Well, as of the ending...it's not everyday you hear a cop referring to a baby as "that son of a bitch dies here and now". I thought…
It's tempting to blame the boomers for the ferocious-fetus genre - because, y'know, fuck the boomers for seeing us like that? - but I guess it never really kicked in until the late 70's and that would've been pretty late for them to start popping 'em out, and...wait. Wait, wait, wait.
Yeah, it's the boomers. This is a movie from the boomers, and we gen-X'ers totally the vampire babies. So, try to take that with some positivity, fellow gen-X'ers.
Eh, I guess I'm a couple of decades too far into my life to take this personally. The nice thing is, It's Alive is totally badass, and completely sympathetic to the monster vampire baby. It's like, Fuck you, everybody trying…

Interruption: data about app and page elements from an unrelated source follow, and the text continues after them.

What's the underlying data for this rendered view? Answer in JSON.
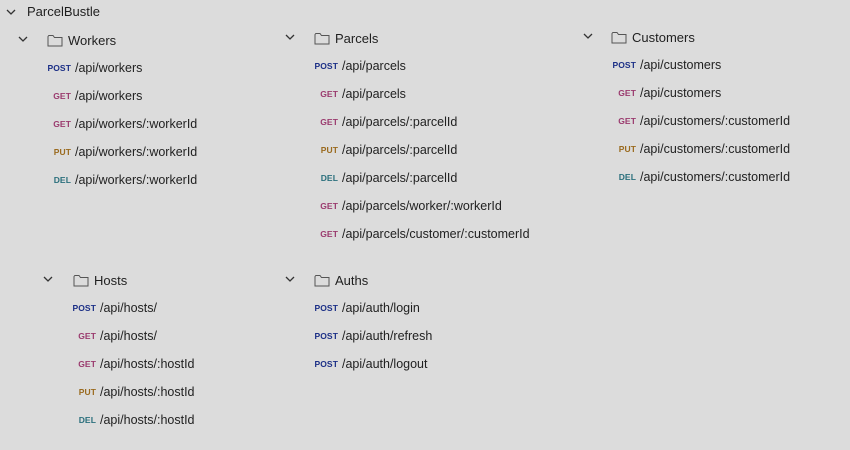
{
  "collection": {
    "name": "ParcelBustle"
  },
  "folders": {
    "workers": {
      "name": "Workers",
      "requests": [
        {
          "method": "POST",
          "path": "/api/workers"
        },
        {
          "method": "GET",
          "path": "/api/workers"
        },
        {
          "method": "GET",
          "path": "/api/workers/:workerId"
        },
        {
          "method": "PUT",
          "path": "/api/workers/:workerId"
        },
        {
          "method": "DEL",
          "path": "/api/workers/:workerId"
        }
      ]
    },
    "parcels": {
      "name": "Parcels",
      "requests": [
        {
          "method": "POST",
          "path": "/api/parcels"
        },
        {
          "method": "GET",
          "path": "/api/parcels"
        },
        {
          "method": "GET",
          "path": "/api/parcels/:parcelId"
        },
        {
          "method": "PUT",
          "path": "/api/parcels/:parcelId"
        },
        {
          "method": "DEL",
          "path": "/api/parcels/:parcelId"
        },
        {
          "method": "GET",
          "path": "/api/parcels/worker/:workerId"
        },
        {
          "method": "GET",
          "path": "/api/parcels/customer/:customerId"
        }
      ]
    },
    "customers": {
      "name": "Customers",
      "requests": [
        {
          "method": "POST",
          "path": "/api/customers"
        },
        {
          "method": "GET",
          "path": "/api/customers"
        },
        {
          "method": "GET",
          "path": "/api/customers/:customerId"
        },
        {
          "method": "PUT",
          "path": "/api/customers/:customerId"
        },
        {
          "method": "DEL",
          "path": "/api/customers/:customerId"
        }
      ]
    },
    "hosts": {
      "name": "Hosts",
      "requests": [
        {
          "method": "POST",
          "path": "/api/hosts/"
        },
        {
          "method": "GET",
          "path": "/api/hosts/"
        },
        {
          "method": "GET",
          "path": "/api/hosts/:hostId"
        },
        {
          "method": "PUT",
          "path": "/api/hosts/:hostId"
        },
        {
          "method": "DEL",
          "path": "/api/hosts/:hostId"
        }
      ]
    },
    "auths": {
      "name": "Auths",
      "requests": [
        {
          "method": "POST",
          "path": "/api/auth/login"
        },
        {
          "method": "POST",
          "path": "/api/auth/refresh"
        },
        {
          "method": "POST",
          "path": "/api/auth/logout"
        }
      ]
    }
  },
  "colors": {
    "background": "#dcdcdc",
    "post": "#1b2f86",
    "get": "#9a3a6e",
    "put": "#9a6a1e",
    "del": "#2a6f7c"
  },
  "icons": {
    "collapse": "chevron-down-icon",
    "folder": "folder-icon"
  }
}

This horror film is very cheaply made but it has some deep psychological things going on what happens when your baby comes out looking different. Should you get did of it like the father wants to do or should you keep it and treat it like any other baby as the mother wants to do. It raises these issues while being kind of cheesy and goofy because the baby looks very fake. The film moves a a very slow pace so you might forget some of the film because it doesn't stand out like you would think.
ALL babies are evil.
My first Larry Cohen film (I know right, poor form) and I must say I was neither pleasantly surprised nor disappointed. It's Alive is almost exactly as I expected: mildly interesting low budget nicely shot slasher.
I was particularly pleased by Cohen's use of handheld and of course Herrmann's soundtrack is wonderful - combining the orchestral dramatise synonymous with his work with synthesisers and typically horror repetition and drone.
Would've liked more creative slasher scenes and more shots of that terrifying baby going wild but my complaints are relatively few given I just paid $6 for the It's Alive triple pack. Will probs watch those others real soon too, just for laughs.
I recently became aware of Larry Cohen's filmography and my first venture into it did not disappoint. Yes it was cheesy, yes the acting was pretty bad, but it also worked on so many levels and the practical monster was actually pretty cool. I'm looking forward to watching more of his films.
A mutant baby is born and immediately goes on a killing spree. The father (John Ryan) wants to do the macho thing and kill it, against the wishes of his wife (Sharon Farrell), whom he has no problem smacking if she gets disagreeable. A fertility drug, or smog may have been the cause of it. Really a capsule of its time, when medicine was transitioning from traditional to modern, but audiences nowadays would surely find it preposterous. Add to that its leaden pacing, murky cinematography and poor audio (some dialogue is buried under Bernard Herrmann's creepy score) make it a bit of a chore.
Aside from laughing uncontrollably at everyone's bloodlust for the murder of a mutant baby, the film was pretty entertaining. Low on the frights though..
Horror movies are by far my favorite, so I've decided to make a list with all of them I remember…
Missing films I can't locate on Letterboxd:
Blonde Ambition (1981)
The Devil in Miss Jones (1972)
I Like to Watch…